The service that allows access to watch
all most regular season games either over the internet or through your local cable provider is essential to NBA junkies, and after the small amount of hysteria that went down in response to the emailed announcement, the league confirmed its pricing for the service for the 2013-14 season.
The Premium full season package that includes all teams will go for a $189 early bird price, and will be $199 after Nov. 5.
The 5-Team Choice Package (broadband only) is $129.99 early bird, and 139.99 after Nov.5 The mobile package to watch games live on your cell phone or tablet will be $49.99.
These prices are in line with what was charged last season, and it’s fair for the offering. There have been wide-ranging complaints about the quality of the service — games being “unavailable due to technical difficulties,” not every game being offered in HD 100 percent of the time, and shaky quality of broadcasts — but overall I found the service to be of more than serviceable quality the majority of the time.

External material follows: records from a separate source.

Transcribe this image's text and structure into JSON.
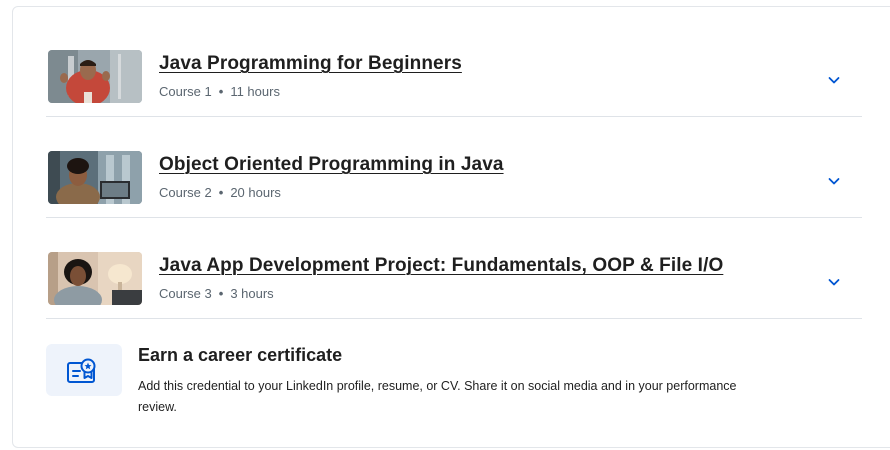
{
  "courses": [
    {
      "title": "Java Programming for Beginners",
      "number": "Course 1",
      "duration": "11 hours",
      "thumb_icon": "smiling-man-photo"
    },
    {
      "title": "Object Oriented Programming in Java",
      "number": "Course 2",
      "duration": "20 hours",
      "thumb_icon": "man-with-laptop-photo"
    },
    {
      "title": "Java App Development Project: Fundamentals, OOP & File I/O",
      "number": "Course 3",
      "duration": "3 hours",
      "thumb_icon": "woman-at-desk-photo"
    }
  ],
  "separator": "•",
  "certificate": {
    "title": "Earn a career certificate",
    "description": "Add this credential to your LinkedIn profile, resume, or CV. Share it on social media and in your performance review.",
    "icon": "certificate-icon"
  },
  "colors": {
    "accent": "#0056d2",
    "badge_bg": "#eef3fb",
    "divider": "#dfe3e8",
    "meta_text": "#5b6670"
  }
}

My issues with League Pass are more about the games that you can’t watch via this service.
The limitations are extremely frustrating, and include the following:

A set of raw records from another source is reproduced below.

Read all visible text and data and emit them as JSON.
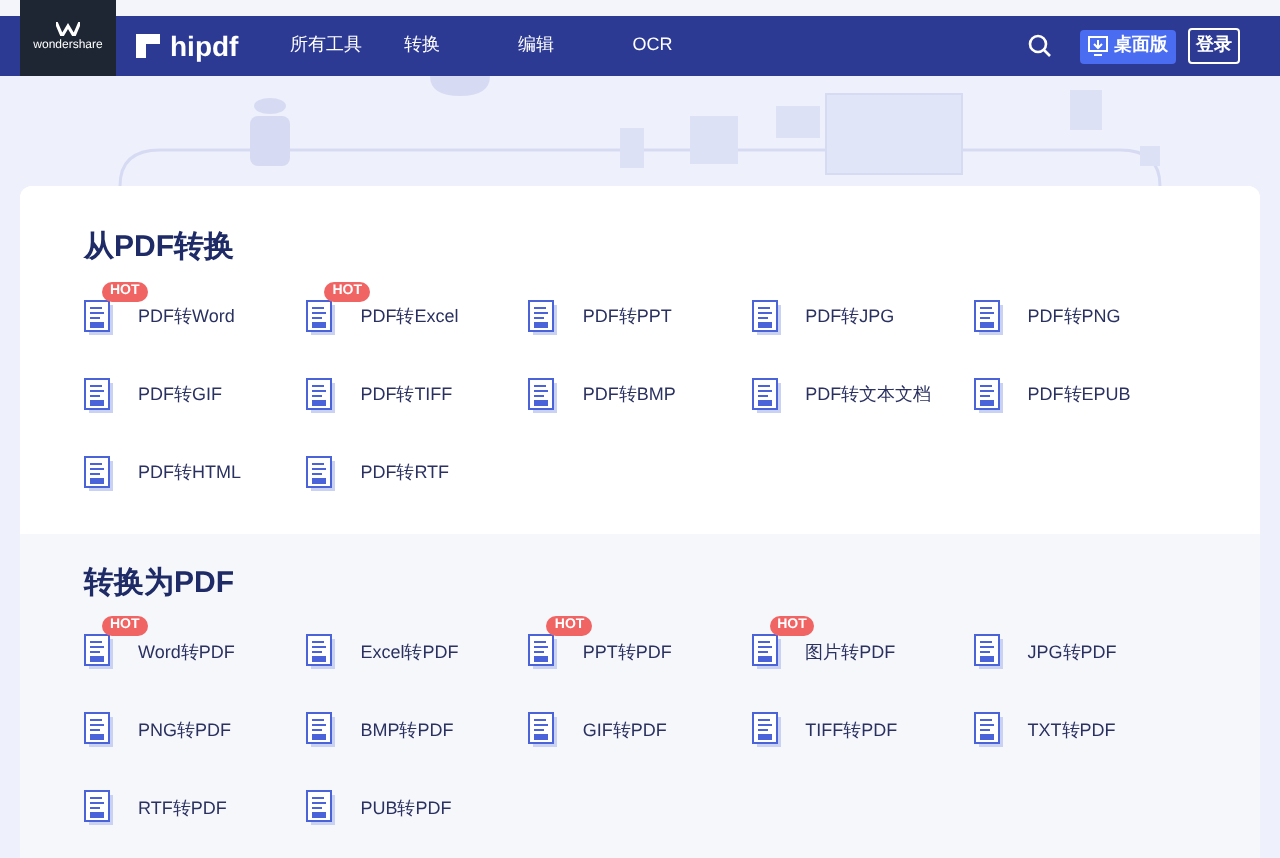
{
  "brand": {
    "company": "wondershare",
    "product": "hipdf"
  },
  "nav": [
    {
      "label": "所有工具"
    },
    {
      "label": "转换"
    },
    {
      "label": "编辑"
    },
    {
      "label": "OCR"
    }
  ],
  "desktop_button": "桌面版",
  "login_button": "登录",
  "sections": [
    {
      "title": "从PDF转换",
      "tools": [
        {
          "label": "PDF转Word",
          "badge": "HOT"
        },
        {
          "label": "PDF转Excel",
          "badge": "HOT"
        },
        {
          "label": "PDF转PPT"
        },
        {
          "label": "PDF转JPG"
        },
        {
          "label": "PDF转PNG"
        },
        {
          "label": "PDF转GIF"
        },
        {
          "label": "PDF转TIFF"
        },
        {
          "label": "PDF转BMP"
        },
        {
          "label": "PDF转文本文档"
        },
        {
          "label": "PDF转EPUB"
        },
        {
          "label": "PDF转HTML"
        },
        {
          "label": "PDF转RTF"
        }
      ]
    },
    {
      "title": "转换为PDF",
      "tools": [
        {
          "label": "Word转PDF",
          "badge": "HOT"
        },
        {
          "label": "Excel转PDF"
        },
        {
          "label": "PPT转PDF",
          "badge": "HOT"
        },
        {
          "label": "图片转PDF",
          "badge": "HOT"
        },
        {
          "label": "JPG转PDF"
        },
        {
          "label": "PNG转PDF"
        },
        {
          "label": "BMP转PDF"
        },
        {
          "label": "GIF转PDF"
        },
        {
          "label": "TIFF转PDF"
        },
        {
          "label": "TXT转PDF"
        },
        {
          "label": "RTF转PDF"
        },
        {
          "label": "PUB转PDF"
        }
      ]
    }
  ]
}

– Games televised on NBA TV are not included in League Pass broadband (i.e., NBA TV must be purchased through your cable operator in order to view these games): This doesn’t seem like a fair exclusion. If it’s NBA TV and I’m paying to watch NBA games, then those shown on this channel should be available through my League Pass broadband account.

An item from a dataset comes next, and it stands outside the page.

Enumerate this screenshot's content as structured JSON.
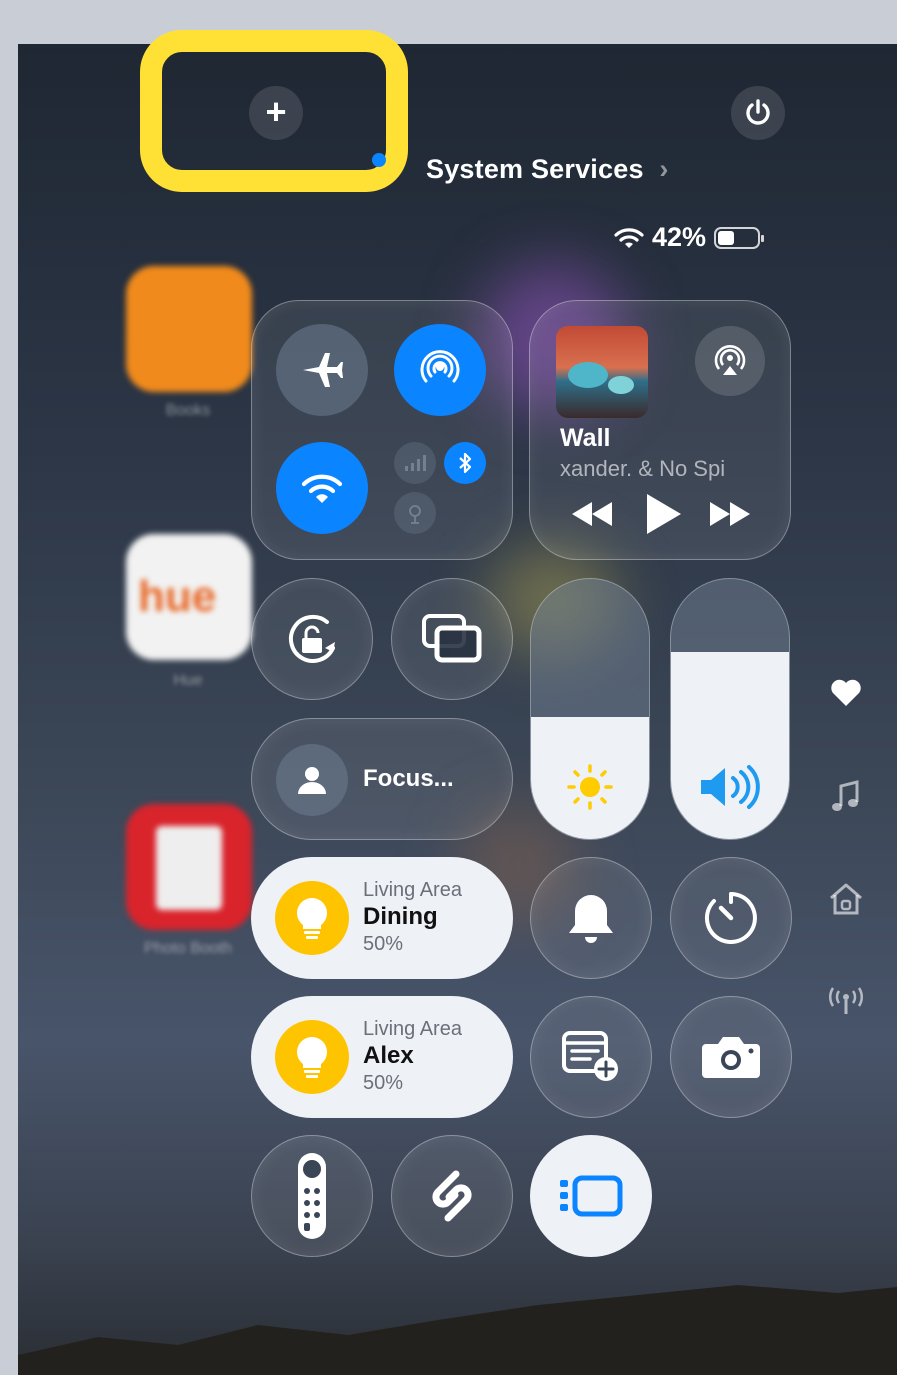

– Games televised on TNT, ESPN, or ABC are not included in the League Pass broadband package: This one doesn’t make sense, because if the games are offered technically for free over the air, I should be able to see them over the league’s broadband service as one of its paying customers.
– League Pass broadband archives all games for later viewing, which is fantastic. However, the ones shown on the previously-mentioned networks aren’t included, and my local team’s games are both blacked out live and are not available via the archive service. As a journalist who attends my local team’s games in person (or is traveling to see games in other cities), if I forget to set the DVR for whatever channel the game where I live happens to be shown on, I’m unable to watch when I get home or the following day.
Of course, I understand why these restrictions are in place. The NBA is trying to get more people to watch its games on these networks that pay the league billions for broadcast rights, and isn’t trying to get fans to cut the cord with cable by offering its product by itself for a flat rate price.
(Full disclosure: I literally only turn on my television to watch live sports in real time. I would definitely drop my cable subscription if I could pay whatever to watch 100 percent of NBA games online.)
But if the NBA wanted to do right by its fans, it would find a way to distribute those dollars wherever they need to go behind the scenes, and provide the full compliment of its games to its customers for one flat rate, in one simple online solution.